“Call her crackers all you like,” says Iain Martin in The Times, but Liz Truss is winning the race to be Conservative leader, “and giving her party’s establishment a good thrashing in the process”. She has run an audacious campaign. Despite having faithfully served three successive Tory prime ministers in Cabinet, Truss has managed to present herself as “some kind of restless insurgent taking on a failed system”. Though she backed Remain, and Rishi Sunak backed Brexit, Truss is the one who has learnt the lessons of Vote Leave: she has successfully cast her opponent as “the complacent advocate of an elite economic orthodoxy”.
Sunak and his supporters, including Dominic Cummings and other Vote Leave veterans, assumed he would come across as a “respectable, shiny, safe grown-up” by opposing Truss’s proposal for tax cuts. Instead, he looks “rigid” while she looks “open to change and fresh thinking”. She induces in some “an intense dislike” I’ve never been able to square with the person I’ve encountered down the years. But she’s certainly tough.
Breaking with the past?
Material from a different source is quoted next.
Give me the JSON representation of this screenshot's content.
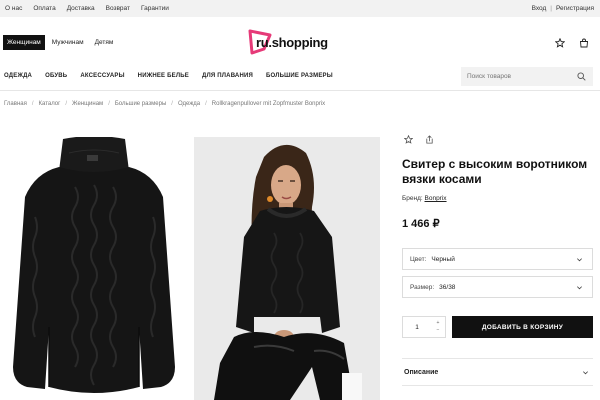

Truss is just the kind of “anti-establishment radical” the Tories are after, says Allister Heath in The Daily Telegraph. The Conservatives used to be a party concerned with preserving the status quo, but no longer. With the country “dominated by a left-wing cultural elite”, and the economy crippled by “surging taxes” and a dysfunctional state, Tory members now see themselves as “revolutionaries” trying to shift the UK in a rightwards direction. They thought Boris Johnson was the man to do that – then he transformed into “an Identikit green-tinged social democrat”. I want to give Sunak the benefit of the doubt. He’s “operationally brilliant” and I once had the “best, most detailed conversation” about tax I’ve ever had with a politician. But it’s Truss, a former Lib Dem and Remainer, who understands the need for a break with the past.
The Foreign Secretary “has always been a more serious figure than her caricature”, says Robert Shrimsley in the FT. The problem is that she’s secured her place in the final two “by courting the worst people in her party”. These “ideological obsessives” dismiss Sunak as a socialist and blame Johnson’s downfall on anyone but himself. She’s placating them with a particularly Johnsonian brand of political doublethink: “pro having cake and pro eating it”, as the outgoing PM puts it. Sunak presents Tory members with hard choices about public spending, but Truss is pitching “full gateau” in the form of unfunded tax cuts, with none of Johnson’s personal baggage. “For all her talk to the contrary, Truss is the continuity candidate.”